Tipi Raising to Start the Year


National Aboriginal Day in Crescent Park

Two classes at our school attended the National Aboriginal Day ceremony and celebration in Crescent Park today.

There were many powerful speakers.

We also got to learn about Métis jigging and to give it a try on stage!

We got to listen to many amazing singers.

We got to see Pow Wow dancers in their regalia.

We ended the morning with a balloon release in memory of the students who attended Indian Residential Schools.



Round Dance



Tipi Raising

“For every time that a pole is added, a rope goes around to bind that pole into place. You have to be there and see it to appreciate that teaching. That rope is a sacred bond, binding all the teachings together until they are all connected.” -Elder Mary Lee


We began this school year with a tipi raising ceremony.

tipi raising and bbq 2015 002

As a school, we learned about the teachings of each of the fifteen poles and then each class gave a tobacco offering to our Saulteaux knowledge keeper, before helping to put up one pole.

tipi (8)
When the tipi was up, several men from local First Nations sang and danced Pow-wow. Then the whole school joined in a great round dance around the tipi. It was a moving sight to see, the entire school united as one, honouring the history of this land.



Tipi Raising Article

The Signing of Treaty 4

Our last major assignment this year for Treaty Ed was to tell the story of the signing of Treaty 4. Students were put into groups of 2 or 3 students and given the following storyboard work sheet to help them sort out how they would tell the story.
The Signing of Treaty 4-story board

Once their story was written out on the storyboard, they used iMovie to film themselves illustrating what they were going to say. They sped up the video, added their narration and then added sound effects.

Here are our finished products!

Living off the Land Unit

Treaty Education outcome TR3 states: “Examine the relationships between First Nation peoples and the land, before and after the signing of treaties. This correlates nicely with ELA outcome CR3.1b: “Describe similarities between experiences and traditions encountered in daily life and those portrayed in various texts including First Nations and Métis texts.”

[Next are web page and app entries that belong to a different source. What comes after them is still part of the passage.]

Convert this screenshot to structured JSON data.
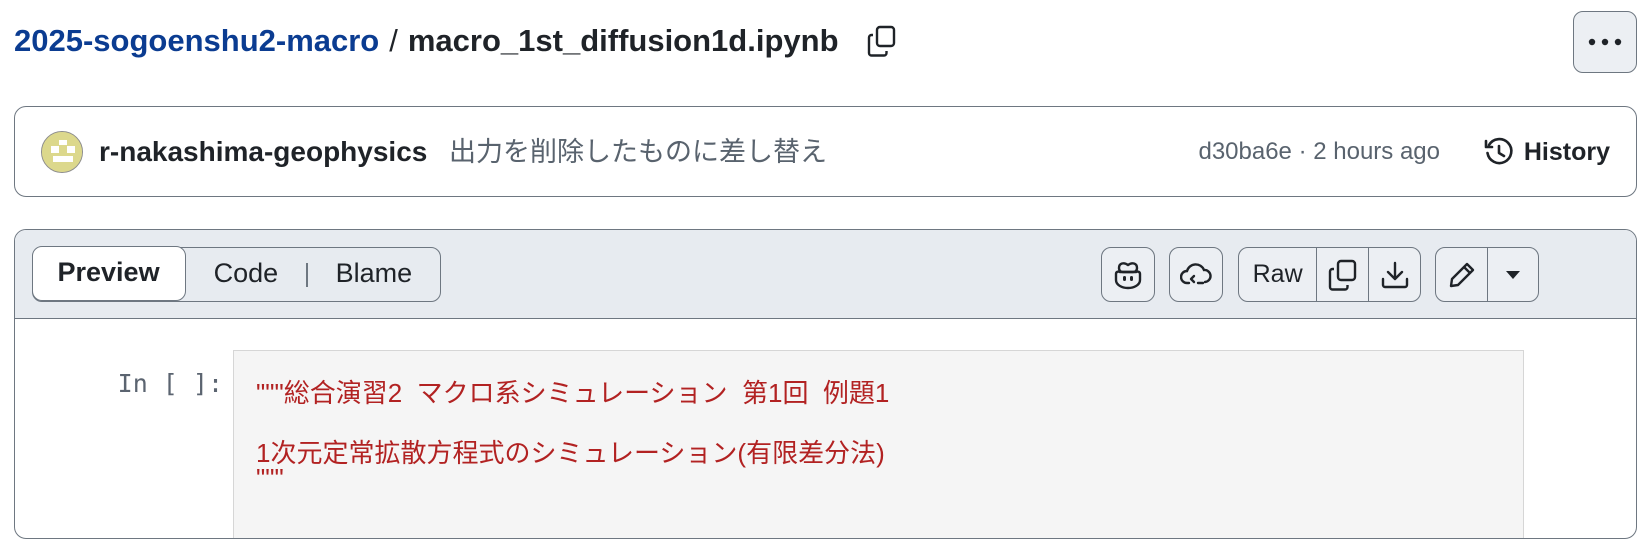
{
  "breadcrumb": {
    "repo": "2025-sogoenshu2-macro",
    "separator": "/",
    "file": "macro_1st_diffusion1d.ipynb"
  },
  "commit": {
    "author": "r-nakashima-geophysics",
    "message": "出力を削除したものに差し替え",
    "meta": "d30ba6e · 2 hours ago",
    "history_label": "History"
  },
  "viewer": {
    "tabs": [
      "Preview",
      "Code",
      "Blame"
    ],
    "raw_label": "Raw"
  },
  "cell": {
    "prompt": "In [ ]:",
    "lines": [
      "\"\"\"総合演習2  マクロ系シミュレーション  第1回  例題1",
      "",
      "1次元定常拡散方程式のシミュレーション(有限差分法)",
      "\"\"\""
    ]
  },
  "colors": {
    "link": "#0b3c91",
    "code_string": "#b22222",
    "header_bg": "#e7ebf0",
    "border": "#6e7781"
  },
  "icons": [
    "copy-icon",
    "kebab-icon",
    "history-icon",
    "copilot-icon",
    "codespaces-icon",
    "download-icon",
    "pencil-icon",
    "triangle-down-icon"
  ]
}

To start this unit, we read the first half of the book:
Day in the Life

We discussed problematic vocabulary from the book such as the terms: “Indian”, “buffalo”, “tribes” and the names such as “Tall Wolf”.

Then we completed this comparison worksheet as a class:
Living Off the Land Comparison

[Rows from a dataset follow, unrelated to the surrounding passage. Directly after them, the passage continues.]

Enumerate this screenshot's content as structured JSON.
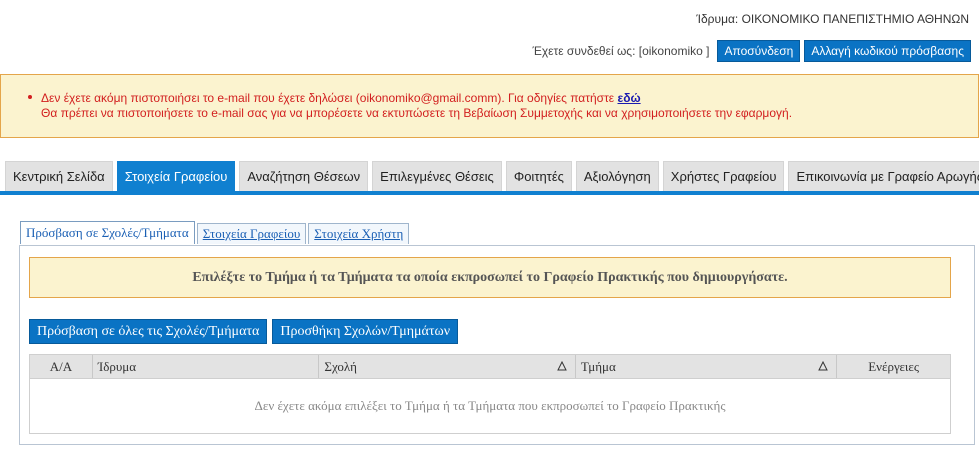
{
  "header": {
    "institution_label": "Ίδρυμα: ΟΙΚΟΝΟΜΙΚΟ ΠΑΝΕΠΙΣΤΗΜΙΟ ΑΘΗΝΩΝ",
    "logged_in_as": "Έχετε συνδεθεί ως: [oikonomiko  ]",
    "logout_label": "Αποσύνδεση",
    "change_password_label": "Αλλαγή κωδικού πρόσβασης"
  },
  "alert": {
    "line1_text": "Δεν έχετε ακόμη πιστοποιήσει το e-mail που έχετε δηλώσει (oikonomiko@gmail.comm). Για οδηγίες πατήστε ",
    "line1_link": "εδώ",
    "line2_text": "Θα πρέπει να πιστοποιήσετε το e-mail σας για να μπορέσετε να εκτυπώσετε τη Βεβαίωση Συμμετοχής και να χρησιμοποιήσετε την εφαρμογή."
  },
  "nav": {
    "tabs": [
      {
        "label": "Κεντρική Σελίδα"
      },
      {
        "label": "Στοιχεία Γραφείου"
      },
      {
        "label": "Αναζήτηση Θέσεων"
      },
      {
        "label": "Επιλεγμένες Θέσεις"
      },
      {
        "label": "Φοιτητές"
      },
      {
        "label": "Αξιολόγηση"
      },
      {
        "label": "Χρήστες Γραφείου"
      },
      {
        "label": "Επικοινωνία με Γραφείο Αρωγής"
      }
    ],
    "active_index": 1
  },
  "subtabs": [
    {
      "label": "Πρόσβαση σε Σχολές/Τμήματα"
    },
    {
      "label": "Στοιχεία Γραφείου"
    },
    {
      "label": "Στοιχεία Χρήστη"
    }
  ],
  "panel": {
    "info_message": "Επιλέξτε το Τμήμα ή τα Τμήματα τα οποία εκπροσωπεί το Γραφείο Πρακτικής που δημιουργήσατε.",
    "access_all_label": "Πρόσβαση σε όλες τις Σχολές/Τμήματα",
    "add_label": "Προσθήκη Σχολών/Τμημάτων",
    "table": {
      "columns": [
        "Α/Α",
        "Ίδρυμα",
        "Σχολή",
        "Τμήμα",
        "Ενέργειες"
      ],
      "empty_message": "Δεν έχετε ακόμα επιλέξει το Τμήμα ή τα Τμήματα που εκπροσωπεί το Γραφείο Πρακτικής"
    }
  }
}
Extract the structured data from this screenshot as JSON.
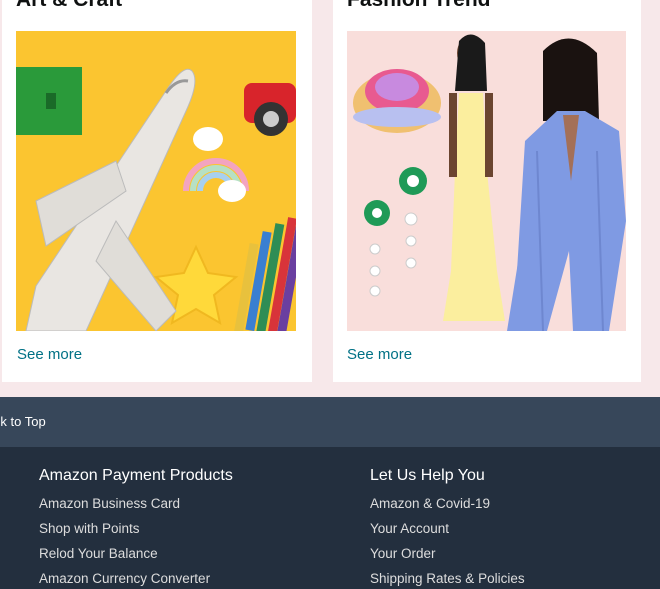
{
  "cards": [
    {
      "title": "Art & Craft",
      "image_alt": "Toy airplane with colored pencils on yellow background",
      "see_more": "See more"
    },
    {
      "title": "Fashion Trend",
      "image_alt": "Women in summer fashion with hat and earrings",
      "see_more": "See more"
    }
  ],
  "back_to_top": {
    "label": "Back to Top"
  },
  "footer": {
    "columns": [
      {
        "heading": "Amazon Payment Products",
        "links": [
          "Amazon Business Card",
          "Shop with Points",
          "Relod Your Balance",
          "Amazon Currency Converter"
        ]
      },
      {
        "heading": "Let Us Help You",
        "links": [
          "Amazon & Covid-19",
          "Your Account",
          "Your Order",
          "Shipping Rates & Policies"
        ]
      }
    ]
  },
  "colors": {
    "link": "#007185",
    "back_to_top_bg": "#37475a",
    "footer_bg": "#232f3e",
    "page_bg": "#f7e8ea"
  }
}
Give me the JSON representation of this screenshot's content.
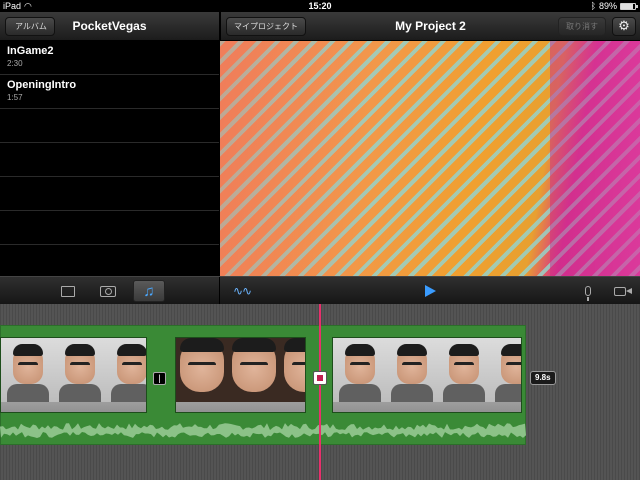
{
  "status_bar": {
    "device": "iPad",
    "time": "15:20",
    "battery": "89%",
    "battery_level": 0.89
  },
  "browser": {
    "back_label": "アルバム",
    "title": "PocketVegas",
    "songs": [
      {
        "name": "InGame2",
        "duration": "2:30"
      },
      {
        "name": "OpeningIntro",
        "duration": "1:57"
      }
    ]
  },
  "project": {
    "projects_label": "マイプロジェクト",
    "title": "My Project 2",
    "undo_label": "取り消す"
  },
  "toolbar": {
    "media_tabs": [
      "video-tab",
      "photo-tab",
      "audio-tab"
    ],
    "active_tab": "audio-tab"
  },
  "timeline": {
    "selected_clip_duration": "9.8s"
  },
  "colors": {
    "clip_green": "#3a8a36",
    "playhead": "#e8306c",
    "accent_blue": "#3a9cff"
  }
}
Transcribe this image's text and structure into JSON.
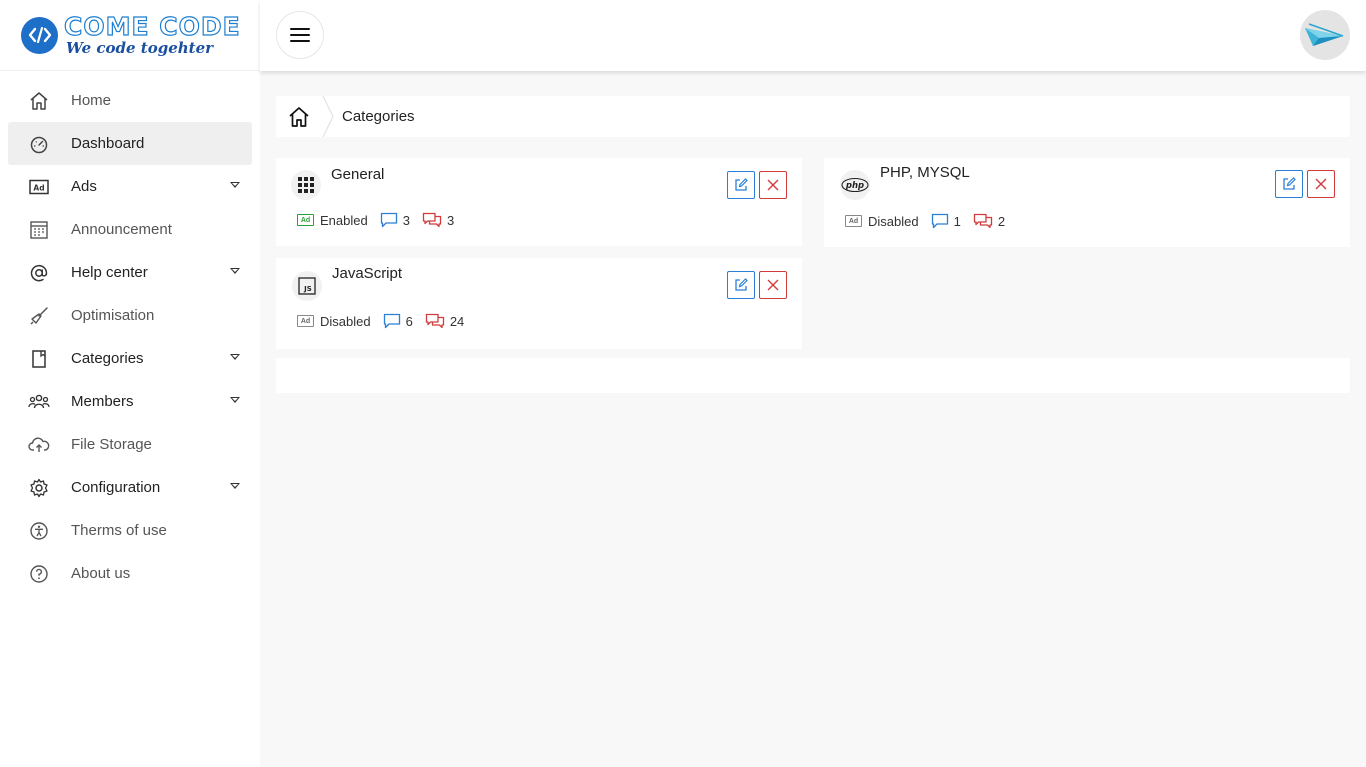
{
  "brand": {
    "title": "COME CODE",
    "subtitle": "We code togehter"
  },
  "sidebar": {
    "items": [
      {
        "label": "Home",
        "icon": "home-icon"
      },
      {
        "label": "Dashboard",
        "icon": "speedometer-icon",
        "active": true
      },
      {
        "label": "Ads",
        "icon": "ad-icon",
        "expandable": true
      },
      {
        "label": "Announcement",
        "icon": "calendar-grid-icon"
      },
      {
        "label": "Help center",
        "icon": "at-icon",
        "expandable": true
      },
      {
        "label": "Optimisation",
        "icon": "brush-icon"
      },
      {
        "label": "Categories",
        "icon": "bookmark-icon",
        "expandable": true
      },
      {
        "label": "Members",
        "icon": "members-icon",
        "expandable": true
      },
      {
        "label": "File Storage",
        "icon": "cloud-upload-icon"
      },
      {
        "label": "Configuration",
        "icon": "gear-icon",
        "expandable": true
      },
      {
        "label": "Therms of use",
        "icon": "accessibility-icon"
      },
      {
        "label": "About us",
        "icon": "question-circle-icon"
      }
    ]
  },
  "breadcrumb": {
    "current": "Categories"
  },
  "categories": [
    {
      "name": "General",
      "icon": "grid-icon",
      "ads_status": "Enabled",
      "ads_enabled": true,
      "topics": "3",
      "replies": "3"
    },
    {
      "name": "PHP, MYSQL",
      "icon": "php-icon",
      "ads_status": "Disabled",
      "ads_enabled": false,
      "topics": "1",
      "replies": "2"
    },
    {
      "name": "JavaScript",
      "icon": "js-icon",
      "ads_status": "Disabled",
      "ads_enabled": false,
      "topics": "6",
      "replies": "24"
    }
  ],
  "colors": {
    "accent_blue": "#2a7fd4",
    "danger_red": "#d23b3b",
    "enabled_green": "#2e9e3a",
    "brand_blue": "#1e6fc7"
  }
}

The final project is a puppet show that we’ll be making with the Puppet Pals app. Here’s my sample:

Here is the marking rubric:
Lets Compare-Rubric

Living off the land-assignment-rubric-PDF

Here is the assignment sheet:
Lets Compare Assignment